(Work instruction): Counting only lines that contain "text", state the total found in the material below. Add nothing else.
[Task inputs Boundary: Start]
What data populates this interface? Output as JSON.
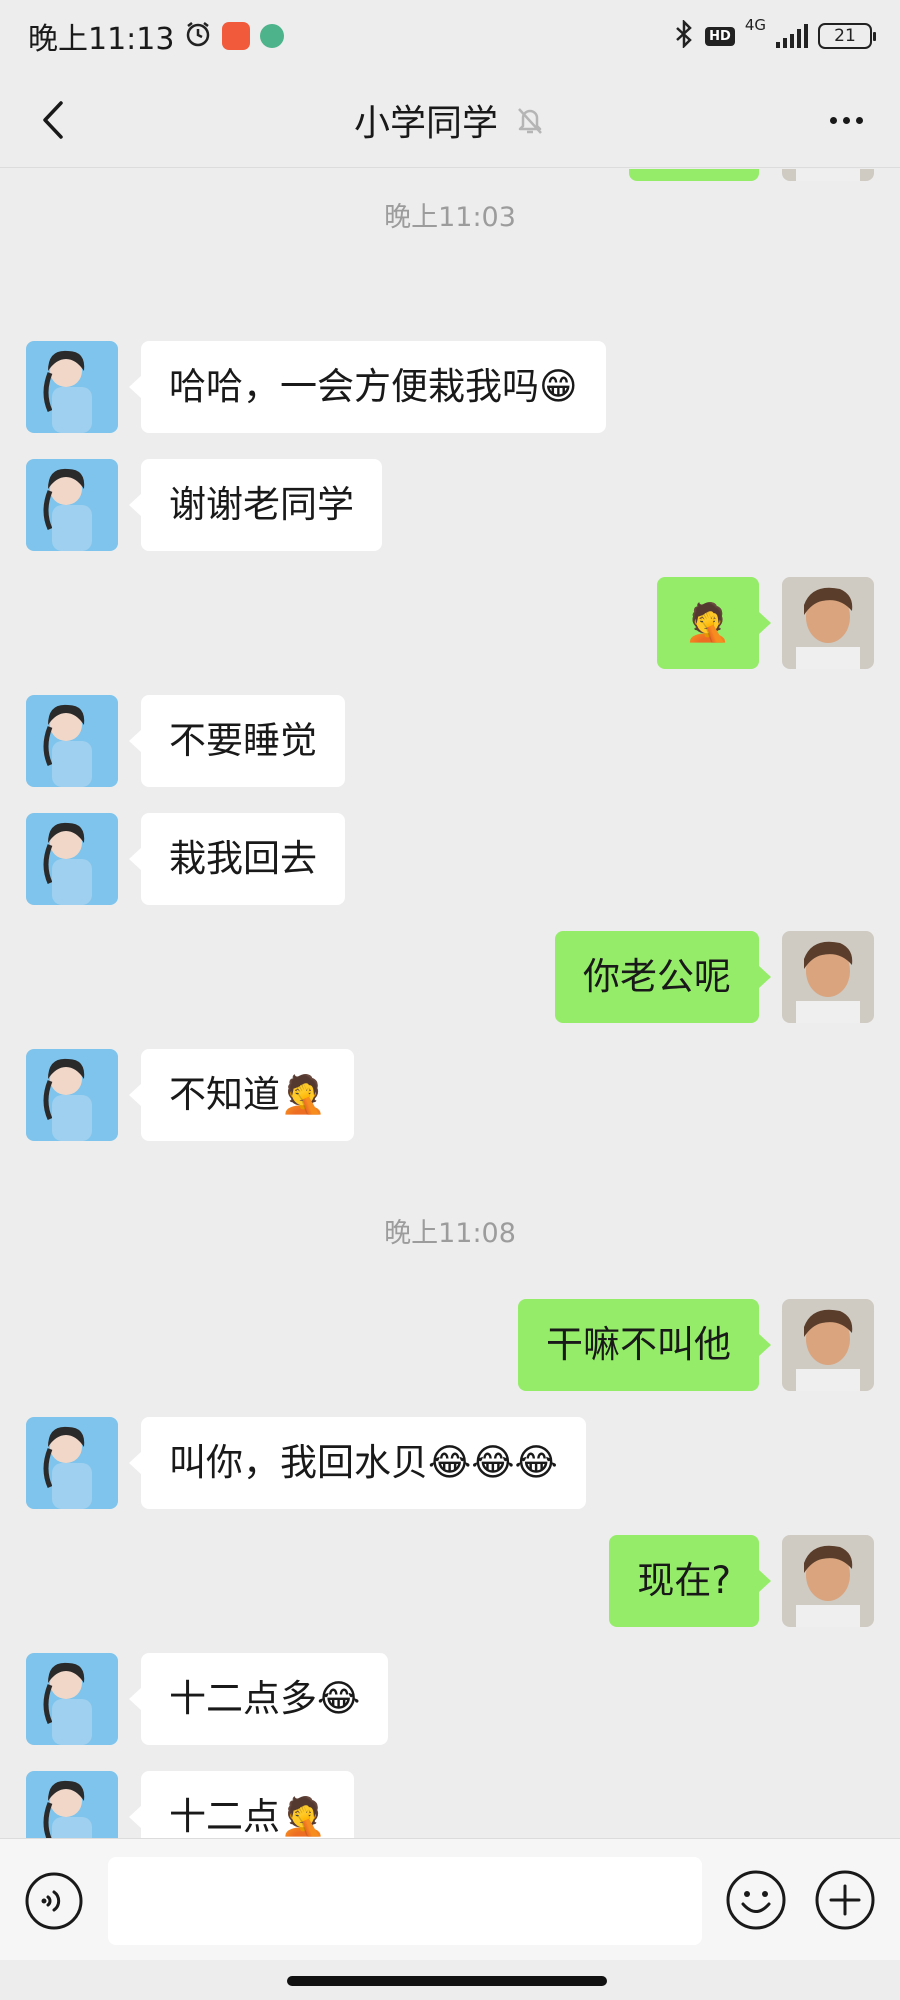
{
  "status_bar": {
    "time": "晚上11:13",
    "network": "4G",
    "hd_label": "HD",
    "battery": "21"
  },
  "nav": {
    "title": "小学同学"
  },
  "timestamps": [
    "晚上11:03",
    "晚上11:08"
  ],
  "messages": [
    {
      "side": "left",
      "text": "哈哈，一会方便栽我吗😁"
    },
    {
      "side": "left",
      "text": "谢谢老同学"
    },
    {
      "side": "right",
      "text": "🤦"
    },
    {
      "side": "left",
      "text": "不要睡觉"
    },
    {
      "side": "left",
      "text": "栽我回去"
    },
    {
      "side": "right",
      "text": "你老公呢"
    },
    {
      "side": "left",
      "text": "不知道🤦"
    },
    {
      "side": "right",
      "text": "干嘛不叫他"
    },
    {
      "side": "left",
      "text": "叫你，我回水贝😂😂😂"
    },
    {
      "side": "right",
      "text": "现在?"
    },
    {
      "side": "left",
      "text": "十二点多😂"
    },
    {
      "side": "left",
      "text": "十二点🤦"
    }
  ],
  "input": {
    "value": ""
  },
  "icons": {
    "back": "chevron-left-icon",
    "mute": "bell-off-icon",
    "more": "more-dots-icon",
    "voice": "voice-icon",
    "emoji": "smiley-icon",
    "plus": "plus-circle-icon"
  },
  "colors": {
    "background": "#ededed",
    "bubble_self": "#95ec69",
    "bubble_other": "#ffffff",
    "timestamp": "#9c9c9c"
  }
}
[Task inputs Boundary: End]
(Reply to the exercise): 12